"The first day in fall camp they were killing me. My knees were throbbing. That was really the first time that I doubted. I just wondered if I was really going to be able to play," Brown offered. "That was tough. I remember throwing my helmet down. I took both my knee braces off and sat there on the water cooler watching them practice. I was so emotionally down. I hadn't been that down in along time. When you do something you love, you do it 110 percent. That is what I have been taught all my life. When I couldn't give it 100 percent, I was really down."
When Brown called home, his parents knew things weren't well.
"You could sense the disappointment in his voice back in the summer, and it was gut-wrenching," Jeff recalled. "In talking to him, you knew that he was hurting. But knowing him, I knew what he was going to do. I told him to give it all he had. To have no regrets and to hold his head high.
"It's been difficult on both me and his mom. I told him back before the season to hang them up and come home if he wanted to. He had his degree and it wouldn't bother me at all if he had quit. But he said it was his senior year and he was not giving it up. He loves the playing for the school, his teammates and loves being there. He would play five more years up there if he could."
In that lies the essence of Wes Brown. It's about his love for the game and his love for Tennessee. A passion so deep that Brown, who jokingly asked Eric Berry if he could have his fourth year of eligiblity, would gladly continue the same regiment just to keep playing for his beloved Vols.
"God has blessed me with a great opportunity," Brown said. "I have dreamed of this my whole life. I wouldn't spend this year doing anything else in the world. I would give both my knees to have another year to play. This place is special to me. My teammates, everyone I have met here, I have fallen in love with this place. It is just so special to me.
"Growing up watching them run through the 'T,' hearing the crowd, then to actually get to live that out. You don't want it to come to an end. It's just special to put that 'T' on your helmet and put that orange jersey on. It sounds like a cliche and you hear a lot of people say it, but it means a lot to a lot of people and that is why this place is special."
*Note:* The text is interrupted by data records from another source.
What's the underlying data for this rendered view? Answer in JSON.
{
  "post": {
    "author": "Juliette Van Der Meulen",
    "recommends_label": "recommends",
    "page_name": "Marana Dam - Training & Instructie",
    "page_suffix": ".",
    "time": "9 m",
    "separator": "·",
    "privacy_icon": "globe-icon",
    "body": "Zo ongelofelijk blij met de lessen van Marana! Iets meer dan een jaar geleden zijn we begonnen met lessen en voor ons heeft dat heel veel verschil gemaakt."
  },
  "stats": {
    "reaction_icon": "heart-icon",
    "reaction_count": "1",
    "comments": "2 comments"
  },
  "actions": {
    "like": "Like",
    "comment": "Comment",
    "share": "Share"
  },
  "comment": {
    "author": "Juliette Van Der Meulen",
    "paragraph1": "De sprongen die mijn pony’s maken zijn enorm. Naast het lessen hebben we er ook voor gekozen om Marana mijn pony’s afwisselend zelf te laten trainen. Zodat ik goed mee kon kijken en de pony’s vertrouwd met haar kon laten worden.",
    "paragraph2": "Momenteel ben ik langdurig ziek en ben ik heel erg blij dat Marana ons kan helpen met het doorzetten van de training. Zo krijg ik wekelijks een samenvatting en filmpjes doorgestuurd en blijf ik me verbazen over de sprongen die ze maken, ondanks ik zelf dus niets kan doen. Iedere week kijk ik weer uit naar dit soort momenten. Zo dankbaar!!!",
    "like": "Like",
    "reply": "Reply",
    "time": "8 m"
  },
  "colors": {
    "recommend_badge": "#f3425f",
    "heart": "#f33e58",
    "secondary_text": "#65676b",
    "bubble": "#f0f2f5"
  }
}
Saturday night, Brown will live a part of his dream for the final time as he will make his solo run through the famed 'T' on senior night. It's a moment that Brown has tried not to think about and one he and his family have no interest in having.
"I am going to try not to be emotional," Brown said. "I am going to try and hold it all in till the end of the game. Coming through the 'T' for the last time is going to kill me. It will be tough. It's going to be real tough. But I will make it. As long as we win that is all that counts. I just want to play well and help my team win."
"I don't want to think about it," Jeff offered. "Both of us (mom, Patricia and Jeff) will have a tough time with it on Saturday. Like I said, he would play five more years if he could and we would be there to watch every one of them."
As Brown's career comes to a close, he will be missed, by teammates, coaches and anyone that roams or works in the football complex. Crompton said no one has more love for Tennessee than his roommate, and position coach Ed Orgeron feels Brown is one of those players that rarely comes along.
"To have the attitude and grit doesn't come along like you have with Wes," Orgeron said. "He's a great guy. I wish I had him for a couple more years. He has great character and is a great player."
And he is a Vol.
"I would rather lose them all here than to wear a crimson jersey or any other jersey from any school in the country," Brown said.
Saturday night, Brown will don the orange one more time and will take a stroll by himself through the 'T.' When he does, don't look for him to move fast. One, he wants to soak in every second. And two, he will be trying to get his ailing knees heated up to finish a dream 14 years in the making.